Said Hynes: "Players determine who makes the team. Opportunities are there for guys to make the team and if Nico is ready to play, make the team and help us win, then he's certainly going to earn that."
Left wing Taylor Hall is familiar with what Hischier is going through. When he was chosen No. 1 in the 2010 NHL Draft by the Edmonton Oilers, Hall had high expectations for himself.
He recalled that one of his linemates during his rookie season of 2010-11 was Oilers captain Shawn Horcoff.
"I sat beside [Horcoff] in the locker room, and learned a lot from him in my first three years there," said Hall, who had 42 points (22 goals, 20 assists) in 65 games as a rookie. "It's important that Nico is able to find guys he can relate to and he can bounce stuff off of. It's a group effort whenever you have a first overall pick like that."

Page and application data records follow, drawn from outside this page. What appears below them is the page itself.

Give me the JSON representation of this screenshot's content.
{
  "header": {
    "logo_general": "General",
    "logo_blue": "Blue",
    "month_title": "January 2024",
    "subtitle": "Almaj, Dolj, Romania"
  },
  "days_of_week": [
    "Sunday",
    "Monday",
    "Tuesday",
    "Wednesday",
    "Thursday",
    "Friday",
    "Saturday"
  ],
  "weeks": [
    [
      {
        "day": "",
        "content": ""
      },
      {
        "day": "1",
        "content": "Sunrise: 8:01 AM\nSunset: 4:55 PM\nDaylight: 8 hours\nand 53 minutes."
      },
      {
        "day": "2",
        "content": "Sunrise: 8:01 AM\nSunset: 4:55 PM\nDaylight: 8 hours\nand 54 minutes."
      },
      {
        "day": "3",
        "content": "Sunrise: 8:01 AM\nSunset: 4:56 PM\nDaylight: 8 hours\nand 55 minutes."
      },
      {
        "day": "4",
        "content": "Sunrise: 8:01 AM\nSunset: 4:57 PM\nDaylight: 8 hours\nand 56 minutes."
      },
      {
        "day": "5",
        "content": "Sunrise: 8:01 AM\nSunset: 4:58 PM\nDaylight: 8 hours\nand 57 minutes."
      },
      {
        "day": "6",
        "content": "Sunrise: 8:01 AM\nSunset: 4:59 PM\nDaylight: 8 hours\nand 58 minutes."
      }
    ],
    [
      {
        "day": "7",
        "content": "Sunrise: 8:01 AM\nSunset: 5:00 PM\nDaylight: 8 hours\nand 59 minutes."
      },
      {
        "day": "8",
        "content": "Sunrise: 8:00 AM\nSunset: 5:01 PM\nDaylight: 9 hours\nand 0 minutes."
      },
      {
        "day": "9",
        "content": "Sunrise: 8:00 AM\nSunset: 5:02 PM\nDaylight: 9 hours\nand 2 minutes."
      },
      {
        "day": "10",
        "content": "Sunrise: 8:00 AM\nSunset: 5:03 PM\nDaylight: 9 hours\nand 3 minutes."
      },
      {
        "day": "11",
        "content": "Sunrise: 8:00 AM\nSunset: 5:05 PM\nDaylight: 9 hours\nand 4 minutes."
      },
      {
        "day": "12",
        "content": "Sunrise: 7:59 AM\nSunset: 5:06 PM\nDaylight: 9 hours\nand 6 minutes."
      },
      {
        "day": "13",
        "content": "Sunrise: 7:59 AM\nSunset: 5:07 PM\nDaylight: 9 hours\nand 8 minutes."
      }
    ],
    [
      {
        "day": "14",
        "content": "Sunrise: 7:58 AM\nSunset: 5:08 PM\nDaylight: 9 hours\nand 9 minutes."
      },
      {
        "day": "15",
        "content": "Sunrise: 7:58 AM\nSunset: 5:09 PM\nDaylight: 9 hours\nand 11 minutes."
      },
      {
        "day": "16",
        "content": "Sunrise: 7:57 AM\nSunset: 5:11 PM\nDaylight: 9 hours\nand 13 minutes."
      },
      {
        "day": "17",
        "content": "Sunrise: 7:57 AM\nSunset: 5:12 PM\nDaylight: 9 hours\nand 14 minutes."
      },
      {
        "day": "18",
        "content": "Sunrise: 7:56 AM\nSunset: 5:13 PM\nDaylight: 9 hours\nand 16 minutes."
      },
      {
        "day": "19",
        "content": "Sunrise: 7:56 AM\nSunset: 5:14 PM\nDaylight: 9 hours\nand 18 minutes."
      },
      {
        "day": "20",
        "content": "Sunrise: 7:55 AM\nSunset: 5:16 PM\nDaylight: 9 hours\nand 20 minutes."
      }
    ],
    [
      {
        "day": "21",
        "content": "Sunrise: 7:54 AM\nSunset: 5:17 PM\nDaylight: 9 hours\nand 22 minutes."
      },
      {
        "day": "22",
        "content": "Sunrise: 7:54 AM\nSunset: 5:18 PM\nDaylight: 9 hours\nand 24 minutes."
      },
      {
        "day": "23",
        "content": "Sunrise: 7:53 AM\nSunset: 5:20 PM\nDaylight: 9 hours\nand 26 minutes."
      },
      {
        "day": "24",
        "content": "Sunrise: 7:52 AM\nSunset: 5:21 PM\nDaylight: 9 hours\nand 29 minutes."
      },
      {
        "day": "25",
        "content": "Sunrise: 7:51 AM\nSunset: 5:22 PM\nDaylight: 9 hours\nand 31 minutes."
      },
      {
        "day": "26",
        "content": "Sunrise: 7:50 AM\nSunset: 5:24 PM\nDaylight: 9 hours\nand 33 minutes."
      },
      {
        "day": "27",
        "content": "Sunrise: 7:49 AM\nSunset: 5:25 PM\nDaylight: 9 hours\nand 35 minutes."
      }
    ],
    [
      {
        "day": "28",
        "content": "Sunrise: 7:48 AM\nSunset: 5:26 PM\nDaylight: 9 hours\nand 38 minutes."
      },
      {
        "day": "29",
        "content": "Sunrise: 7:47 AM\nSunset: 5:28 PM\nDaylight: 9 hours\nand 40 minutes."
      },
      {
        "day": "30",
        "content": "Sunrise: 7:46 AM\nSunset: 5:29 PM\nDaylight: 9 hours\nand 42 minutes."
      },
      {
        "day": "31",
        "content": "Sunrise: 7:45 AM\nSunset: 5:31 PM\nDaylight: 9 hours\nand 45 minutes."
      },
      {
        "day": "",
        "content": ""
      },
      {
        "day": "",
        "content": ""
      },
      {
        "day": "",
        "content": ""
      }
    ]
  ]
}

Center Travis Zajac, who could miss the first four months of the season after having surgery to repair a torn left pectoral muscle on Aug. 17, said Hischier needs to do what has gotten him to this point in his career.
"He's just got to have fun and enjoy the game," Zajac said. "He can't take it too seriously at his age. He just needs to come to the rink, enjoy it, work hard and good things will happen. He's got to learn to become a good student; learn from the right guys and learn from the coaches. If he does that, he'll grow and become a great player."
Hischier believes he is taking that exact approach to fulfilling his dream of playing in the NHL.
"I want to go out there, battle hard and help the team forget those losses," he said. "I'm really excited to finally step on the ice and do whatever I can as a hockey player. Every preseason game will be an exciting game."
The Devils open the preseason against the Washington Capitals on Monday.
Center Brian Boyle, who signed to a two-year contract with the Devils on July 1, knows Hischier is probably going to go through growing pains but that he's in this position for a reason.
"I've always had the most success when I was having fun playing hockey," said Boyle, 32. "You get media days, testing, and things coming at you in all these different directions so it's never a comfortable day. It's a lot of stuff you probably don't want to do. But when the puck drops, go have fun and play the game.
"There's a reason he's here so he needs to enjoy it. I've never been in his situation at that age, but he probably has the maturity level and understanding of what's expected."